Mine Safety and Health Administration
Contact: Amy Louviere
Phone: (202) 693-9423

Released Tuesday, September 10, 2002

News Release

Quecreek Investigation Onsite Phase Nears Completion

NEW STANTON, Pa. - Federal and state investigators have inspected the area where nine miners recently were trapped for 77 hours in the Quecreek Mine, Somerset County, Pa., and examined a breach between the Quecreek Mine and what is believed to be the abandoned Saxman Mine. Investigators have completed mapping the mine for pertinent information, damage and high water levels, except for one section of the mine where water continues to block access.

"The investigation is proceeding well, and investigators will carefully review all the information collected before drawing conclusions, " said David D. Lauriski, assistant secretary of labor for mine safety and health.

Investigators found the breakthrough was 4 feet high and 6 feet wide.

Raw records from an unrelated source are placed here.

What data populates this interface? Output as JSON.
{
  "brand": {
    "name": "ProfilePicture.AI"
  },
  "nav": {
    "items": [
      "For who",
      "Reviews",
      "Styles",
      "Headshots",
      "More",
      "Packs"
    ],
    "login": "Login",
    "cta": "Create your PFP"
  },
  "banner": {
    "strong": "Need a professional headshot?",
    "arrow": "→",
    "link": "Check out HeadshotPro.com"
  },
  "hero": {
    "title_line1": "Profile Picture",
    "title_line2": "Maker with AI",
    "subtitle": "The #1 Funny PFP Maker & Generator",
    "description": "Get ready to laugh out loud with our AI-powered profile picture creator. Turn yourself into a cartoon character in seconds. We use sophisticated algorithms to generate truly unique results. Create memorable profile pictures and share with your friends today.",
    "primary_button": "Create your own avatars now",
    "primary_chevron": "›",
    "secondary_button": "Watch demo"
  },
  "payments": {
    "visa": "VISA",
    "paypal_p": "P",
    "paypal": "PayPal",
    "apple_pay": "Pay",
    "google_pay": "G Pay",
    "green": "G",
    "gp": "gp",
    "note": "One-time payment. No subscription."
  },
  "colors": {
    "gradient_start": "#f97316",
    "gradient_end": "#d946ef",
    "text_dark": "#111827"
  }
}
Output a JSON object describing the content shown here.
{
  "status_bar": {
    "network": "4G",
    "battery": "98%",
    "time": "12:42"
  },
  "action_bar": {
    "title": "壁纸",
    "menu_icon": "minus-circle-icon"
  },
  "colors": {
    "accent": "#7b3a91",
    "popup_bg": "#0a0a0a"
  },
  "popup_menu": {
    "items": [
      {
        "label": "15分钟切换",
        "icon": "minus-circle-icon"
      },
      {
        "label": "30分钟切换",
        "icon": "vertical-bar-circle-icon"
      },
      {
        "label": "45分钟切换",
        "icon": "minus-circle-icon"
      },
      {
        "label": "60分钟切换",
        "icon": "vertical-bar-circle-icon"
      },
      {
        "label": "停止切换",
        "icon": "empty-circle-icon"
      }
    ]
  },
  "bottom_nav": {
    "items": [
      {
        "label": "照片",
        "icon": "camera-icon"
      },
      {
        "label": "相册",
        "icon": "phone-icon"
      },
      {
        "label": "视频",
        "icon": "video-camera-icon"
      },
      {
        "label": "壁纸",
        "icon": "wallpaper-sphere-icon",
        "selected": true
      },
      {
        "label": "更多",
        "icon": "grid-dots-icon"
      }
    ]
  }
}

In addition, Lauriski said: "It appears to be a map of a portion of the Saxman Mine which is not the same as the map that was in the possession of the Quecreek mine operator," said Lauriski. "We're not sure how accurate this map is and we're not sure of its scale. The investigators are studying it closely and comparing it with the actual underground workings."

The map was found by MSHA investigators at the Windber Coal Heritage Center museum in Winber, Pa.

MSHA also has conducted a risk assessment of mines throughout the country to determine potential for similar breakthroughs and is working with mine operators to ensure that necessary steps are taken to protect against these incidents. The agency is presently developing an agenda for a symposium on prevention of inundations that will be scheduled next month, Lauriski said.

See Statement by Assistant Secretary of Labor Dave Lauriski